→ INSTRUCTIONS TO FOLLOW
Every line that appears in the listing is to be set down verbatim.

→ SOURCE DATA
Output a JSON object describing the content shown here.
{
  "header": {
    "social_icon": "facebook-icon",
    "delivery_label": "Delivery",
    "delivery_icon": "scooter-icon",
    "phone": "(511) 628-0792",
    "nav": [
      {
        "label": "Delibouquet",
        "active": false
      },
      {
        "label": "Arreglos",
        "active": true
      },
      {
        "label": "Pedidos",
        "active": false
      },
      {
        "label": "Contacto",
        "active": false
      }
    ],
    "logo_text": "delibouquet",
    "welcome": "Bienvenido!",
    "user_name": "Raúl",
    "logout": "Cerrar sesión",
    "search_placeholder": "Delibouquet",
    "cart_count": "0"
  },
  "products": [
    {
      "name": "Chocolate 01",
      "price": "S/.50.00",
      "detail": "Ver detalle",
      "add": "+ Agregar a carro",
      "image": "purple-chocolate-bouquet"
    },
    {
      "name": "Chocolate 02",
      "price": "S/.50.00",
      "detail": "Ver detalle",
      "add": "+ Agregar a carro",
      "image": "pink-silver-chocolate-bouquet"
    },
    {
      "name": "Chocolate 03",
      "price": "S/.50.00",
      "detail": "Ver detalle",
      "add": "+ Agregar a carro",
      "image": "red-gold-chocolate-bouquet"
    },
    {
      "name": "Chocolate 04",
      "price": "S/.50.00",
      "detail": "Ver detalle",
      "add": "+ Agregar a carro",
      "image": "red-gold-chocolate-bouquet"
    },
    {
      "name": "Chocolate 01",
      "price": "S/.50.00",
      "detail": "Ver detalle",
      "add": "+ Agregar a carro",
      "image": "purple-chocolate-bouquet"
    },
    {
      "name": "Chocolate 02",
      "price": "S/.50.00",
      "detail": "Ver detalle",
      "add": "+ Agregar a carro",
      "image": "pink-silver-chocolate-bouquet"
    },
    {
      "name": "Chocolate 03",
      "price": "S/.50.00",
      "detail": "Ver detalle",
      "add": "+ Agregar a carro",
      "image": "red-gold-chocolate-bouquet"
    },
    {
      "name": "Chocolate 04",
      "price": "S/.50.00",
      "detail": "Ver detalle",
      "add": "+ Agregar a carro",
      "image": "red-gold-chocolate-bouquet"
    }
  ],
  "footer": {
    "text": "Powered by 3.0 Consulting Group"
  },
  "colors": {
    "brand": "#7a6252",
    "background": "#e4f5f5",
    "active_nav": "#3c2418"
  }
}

→ RESPONSE FOR THIS EXERCISE
Output a JSON object describing the content shown here.
{
  "header": {
    "social_icon": "facebook-icon",
    "delivery_label": "Delivery",
    "delivery_icon": "scooter-icon",
    "phone": "(511) 628-0792",
    "nav": [
      {
        "label": "Delibouquet",
        "active": false
      },
      {
        "label": "Arreglos",
        "active": true
      },
      {
        "label": "Pedidos",
        "active": false
      },
      {
        "label": "Contacto",
        "active": false
      }
    ],
    "logo_text": "delibouquet",
    "welcome": "Bienvenido!",
    "user_name": "Raúl",
    "logout": "Cerrar sesión",
    "search_placeholder": "Delibouquet",
    "cart_count": "0"
  },
  "products": [
    {
      "name": "Chocolate 01",
      "price": "S/.50.00",
      "detail": "Ver detalle",
      "add": "+ Agregar a carro",
      "image": "purple-chocolate-bouquet"
    },
    {
      "name": "Chocolate 02",
      "price": "S/.50.00",
      "detail": "Ver detalle",
      "add": "+ Agregar a carro",
      "image": "pink-silver-chocolate-bouquet"
    },
    {
      "name": "Chocolate 03",
      "price": "S/.50.00",
      "detail": "Ver detalle",
      "add": "+ Agregar a carro",
      "image": "red-gold-chocolate-bouquet"
    },
    {
      "name": "Chocolate 04",
      "price": "S/.50.00",
      "detail": "Ver detalle",
      "add": "+ Agregar a carro",
      "image": "red-gold-chocolate-bouquet"
    },
    {
      "name": "Chocolate 01",
      "price": "S/.50.00",
      "detail": "Ver detalle",
      "add": "+ Agregar a carro",
      "image": "purple-chocolate-bouquet"
    },
    {
      "name": "Chocolate 02",
      "price": "S/.50.00",
      "detail": "Ver detalle",
      "add": "+ Agregar a carro",
      "image": "pink-silver-chocolate-bouquet"
    },
    {
      "name": "Chocolate 03",
      "price": "S/.50.00",
      "detail": "Ver detalle",
      "add": "+ Agregar a carro",
      "image": "red-gold-chocolate-bouquet"
    },
    {
      "name": "Chocolate 04",
      "price": "S/.50.00",
      "detail": "Ver detalle",
      "add": "+ Agregar a carro",
      "image": "red-gold-chocolate-bouquet"
    }
  ],
  "footer": {
    "text": "Powered by 3.0 Consulting Group"
  },
  "colors": {
    "brand": "#7a6252",
    "background": "#e4f5f5",
    "active_nav": "#3c2418"
  }
}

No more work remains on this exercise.